ASSIGNMENT:
Your task is to filter the entries and copy every line containing the string "selected".

RECORDS SUPPLIED:

= = = = = = =

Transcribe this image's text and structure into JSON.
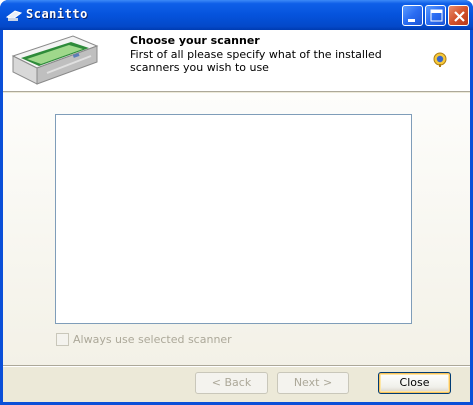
{
  "window": {
    "title": "Scanitto"
  },
  "header": {
    "title": "Choose your scanner",
    "description": "First of all please specify what of the installed scanners you wish to use"
  },
  "scanner_list": {
    "items": []
  },
  "options": {
    "always_use_label": "Always use selected scanner",
    "always_use_checked": false
  },
  "buttons": {
    "back": "< Back",
    "next": "Next >",
    "close": "Close"
  },
  "colors": {
    "titlebar": "#0553dc",
    "client": "#ece9d8",
    "list_border": "#7f9db9"
  }
}
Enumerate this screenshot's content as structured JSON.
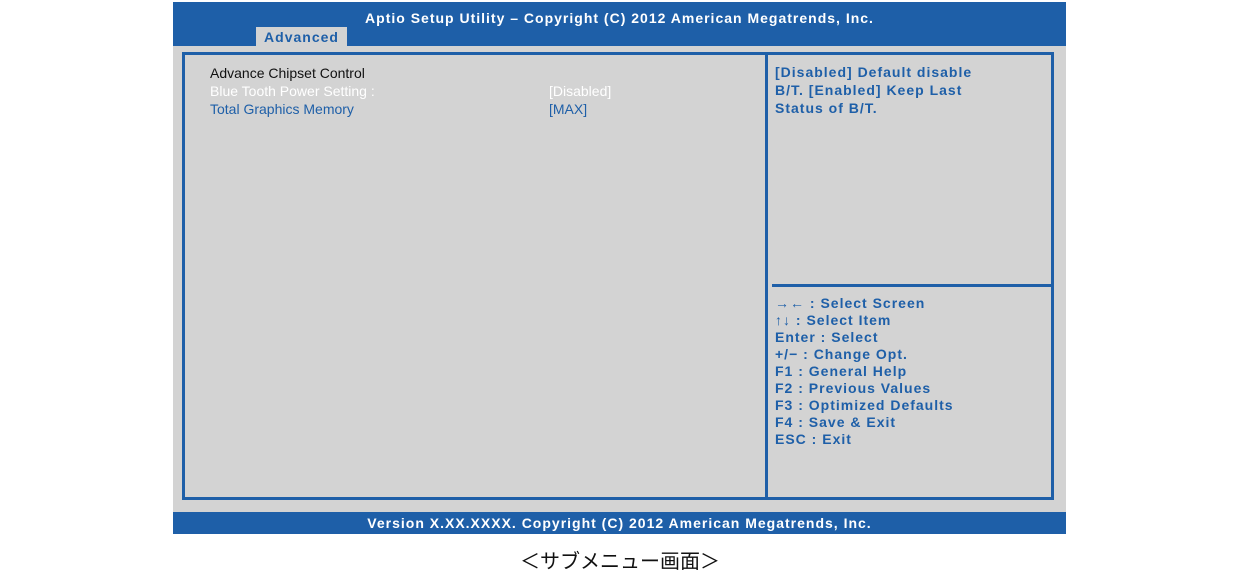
{
  "header": {
    "title": "Aptio Setup Utility – Copyright (C) 2012 American Megatrends, Inc.",
    "active_tab": "Advanced"
  },
  "menu": {
    "heading": "Advance Chipset Control",
    "rows": [
      {
        "label": "Blue Tooth Power Setting :",
        "value": "[Disabled]",
        "state": "selected"
      },
      {
        "label": "Total Graphics Memory",
        "value": "[MAX]",
        "state": "normal"
      }
    ]
  },
  "help": {
    "lines": [
      "[Disabled] Default disable",
      "B/T. [Enabled] Keep Last",
      "Status of B/T."
    ]
  },
  "keys": [
    {
      "key": "→← :",
      "desc": "Select Screen"
    },
    {
      "key": "↑↓ :",
      "desc": "Select Item"
    },
    {
      "key": "Enter :",
      "desc": "Select"
    },
    {
      "key": "+/− :",
      "desc": "Change Opt."
    },
    {
      "key": "F1 :",
      "desc": "General Help"
    },
    {
      "key": "F2 :",
      "desc": "Previous Values"
    },
    {
      "key": "F3 :",
      "desc": "Optimized Defaults"
    },
    {
      "key": "F4 :",
      "desc": "Save & Exit"
    },
    {
      "key": "ESC :",
      "desc": "Exit"
    }
  ],
  "footer": {
    "version": "Version X.XX.XXXX. Copyright (C) 2012 American Megatrends, Inc."
  },
  "caption": "＜サブメニュー画面＞",
  "colors": {
    "accent_blue": "#1e5fa8",
    "panel_gray": "#d3d3d3",
    "text_white": "#ffffff"
  }
}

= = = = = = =

ANSWER FOR THIS EXERCISE:
    "always_use_label": "Always use selected scanner",
        "state": "selected"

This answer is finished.